  • Develop a model based on evidence of Earth’s interior to describe the cycling of matter by thermal convection.

5. Illustrate the Evolutionary History of Humans

In our Secrets in Skulls lesson, students will use modelling, 3D scanning and printing to:

  • Communicate scientific information that common ancestry and biological evolution are supported by multiple lines of empirical evidence.
  • ​Construct an explanation based on evidence for how natural selection leads to the adaptation of populations.
  • Evaluate the evidence supporting claims that changes in environmental conditions may result in (1) increases in the number of individuals of some species, (2) the emergence of new species over time, and (3) the extinction of other species.
  • Use a computer simulation to model the impact of proposed solutions to a complex real-world problem with numerous criteria and constraints on interactions within and between systems relevant to the problem.

6. Explore Satire and Practice Writing

In our What Lies Beneath lesson, students will use project-based learning to:

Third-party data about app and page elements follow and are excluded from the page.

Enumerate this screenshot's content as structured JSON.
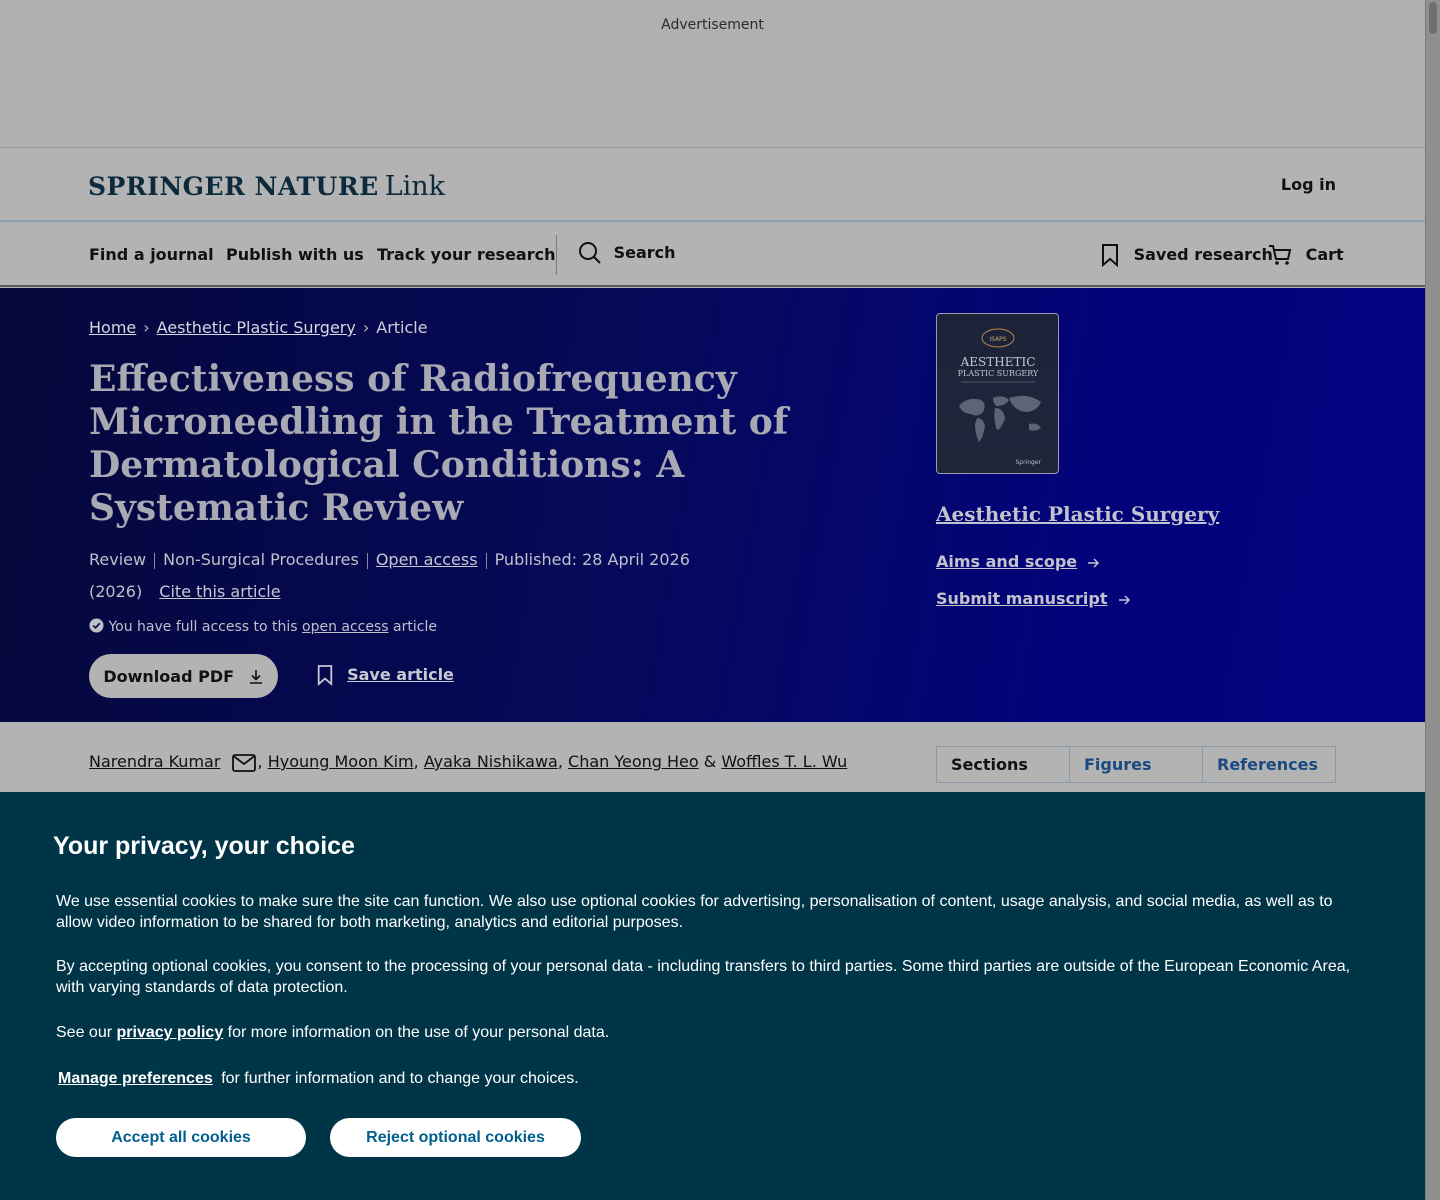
{
  "ad": {
    "label": "Advertisement"
  },
  "header": {
    "logo_main": "SPRINGER NATURE",
    "logo_sub": "Link",
    "login": "Log in"
  },
  "nav": {
    "find_journal": "Find a journal",
    "publish": "Publish with us",
    "track": "Track your research",
    "search": "Search",
    "saved": "Saved research",
    "cart": "Cart"
  },
  "breadcrumb": {
    "home": "Home",
    "journal": "Aesthetic Plastic Surgery",
    "current": "Article"
  },
  "article": {
    "title": "Effectiveness of Radiofrequency Microneedling in the Treatment of Dermatological Conditions: A Systematic Review",
    "type": "Review",
    "category": "Non-Surgical Procedures",
    "open_access": "Open access",
    "published": "Published: 28 April 2026",
    "year": "(2026)",
    "cite": "Cite this article",
    "access_prefix": "You have full access to this",
    "access_link": "open access",
    "access_suffix": "article",
    "download_pdf": "Download PDF",
    "save_article": "Save article"
  },
  "journal_panel": {
    "cover_badge": "ISAPS",
    "cover_title_1": "AESTHETIC",
    "cover_title_2": "PLASTIC SURGERY",
    "cover_publisher": "Springer",
    "name": "Aesthetic Plastic Surgery",
    "aims": "Aims and scope",
    "submit": "Submit manuscript"
  },
  "authors": [
    "Narendra Kumar",
    "Hyoung Moon Kim",
    "Ayaka Nishikawa",
    "Chan Yeong Heo",
    "Woffles T. L. Wu"
  ],
  "tabs": [
    "Sections",
    "Figures",
    "References"
  ],
  "cookie": {
    "title": "Your privacy, your choice",
    "p1": "We use essential cookies to make sure the site can function. We also use optional cookies for advertising, personalisation of content, usage analysis, and social media, as well as to allow video information to be shared for both marketing, analytics and editorial purposes.",
    "p2": "By accepting optional cookies, you consent to the processing of your personal data - including transfers to third parties. Some third parties are outside of the European Economic Area, with varying standards of data protection.",
    "p3_prefix": "See our",
    "p3_link": "privacy policy",
    "p3_suffix": "for more information on the use of your personal data.",
    "p4_link": "Manage preferences",
    "p4_suffix": "for further information and to change your choices.",
    "accept": "Accept all cookies",
    "reject": "Reject optional cookies"
  },
  "colors": {
    "hero_dark": "#05083a",
    "hero_blue": "#020380",
    "cookie_bg": "#003548",
    "button_text": "#025e8d"
  }
}
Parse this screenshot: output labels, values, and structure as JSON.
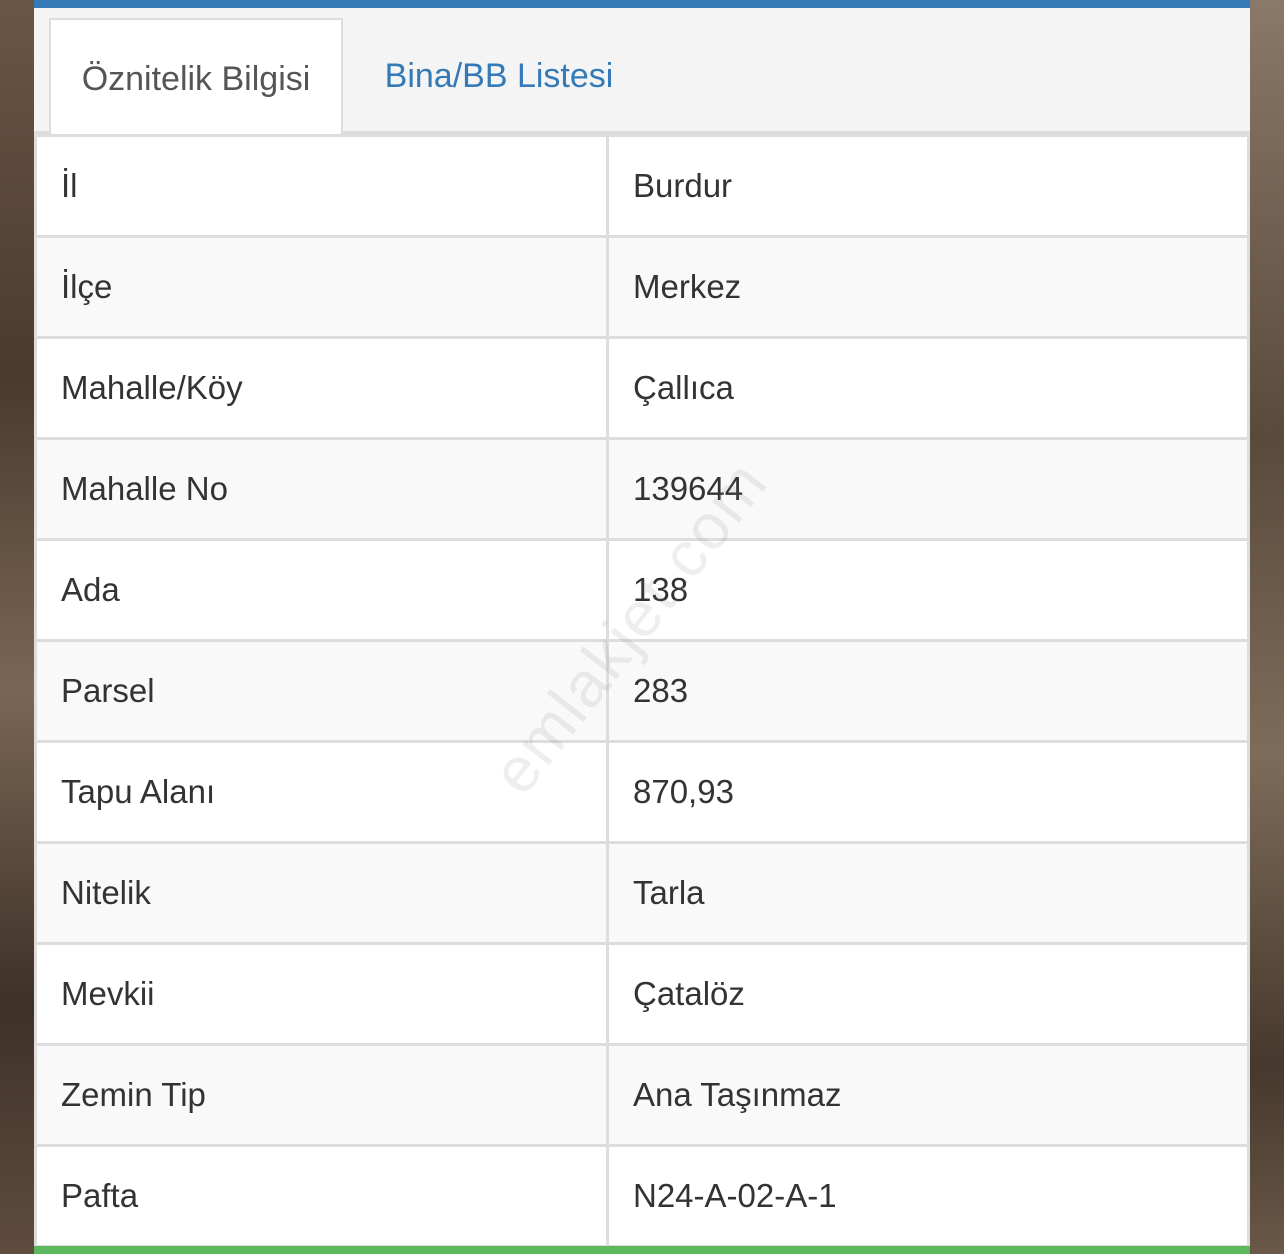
{
  "tabs": [
    {
      "label": "Öznitelik Bilgisi",
      "active": true
    },
    {
      "label": "Bina/BB Listesi",
      "active": false
    }
  ],
  "rows": [
    {
      "key": "İl",
      "value": "Burdur"
    },
    {
      "key": "İlçe",
      "value": "Merkez"
    },
    {
      "key": "Mahalle/Köy",
      "value": "Çallıca"
    },
    {
      "key": "Mahalle No",
      "value": "139644"
    },
    {
      "key": "Ada",
      "value": "138"
    },
    {
      "key": "Parsel",
      "value": "283"
    },
    {
      "key": "Tapu Alanı",
      "value": "870,93"
    },
    {
      "key": "Nitelik",
      "value": "Tarla"
    },
    {
      "key": "Mevkii",
      "value": "Çatalöz"
    },
    {
      "key": "Zemin Tip",
      "value": "Ana Taşınmaz"
    },
    {
      "key": "Pafta",
      "value": "N24-A-02-A-1"
    }
  ],
  "watermark": "emlakjet.com",
  "colors": {
    "accent_top": "#337ab7",
    "accent_bottom": "#5cb85c",
    "tab_link": "#337ab7"
  }
}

  • Analyze a case in which grasping a view requires distinguishing what is directly stated in a text from what is really meant.
  • Determine the meaning of words and phrases as they are used in the text, including figurative and connotative meanings; analyze the cumulative impact of specific word choices on meaning and tone.
  • Establish and maintain a formal style and objective tone while attending to the norms and conventions of the discipline in which they are writing.
  • Compare and contrast findings presented in a text to those from other sources, noting when the findings support or contradict previous explanations and accounts.

Click here to access the complete lesson plans.

6 Ways Teachers are Improving STEM Education with 3D Scanning and Printing

Implement STEM Learning into Your Curriculum with a 3D Scanner

With this technology, teachers can bring lessons to life in a new way that was previously inaccessible.3 Gone are the days when students could only print on traditional two-dimensional paper. 3D technology is an enriching teaching tool that promotes imagination, creation, engagement, and enables students to leverage their creativity and innovation within the world of design.

To find out more about STEM technology, and how 3D scanning is improving learning in the classroom, visit our blog or browse our website today.

Sources:
  1. 3D Printing.com, What is 3D Printing?
  2. American Society of Mechanical Engineers, 3D Printing Engages Students in STEM
  3. The Tech Advocate, How to Use 3D Printing in STEM Classes
Check out our Teaching Resources
Teaching tools, resources and lesson plans, for free.
TEACHER RESOURCES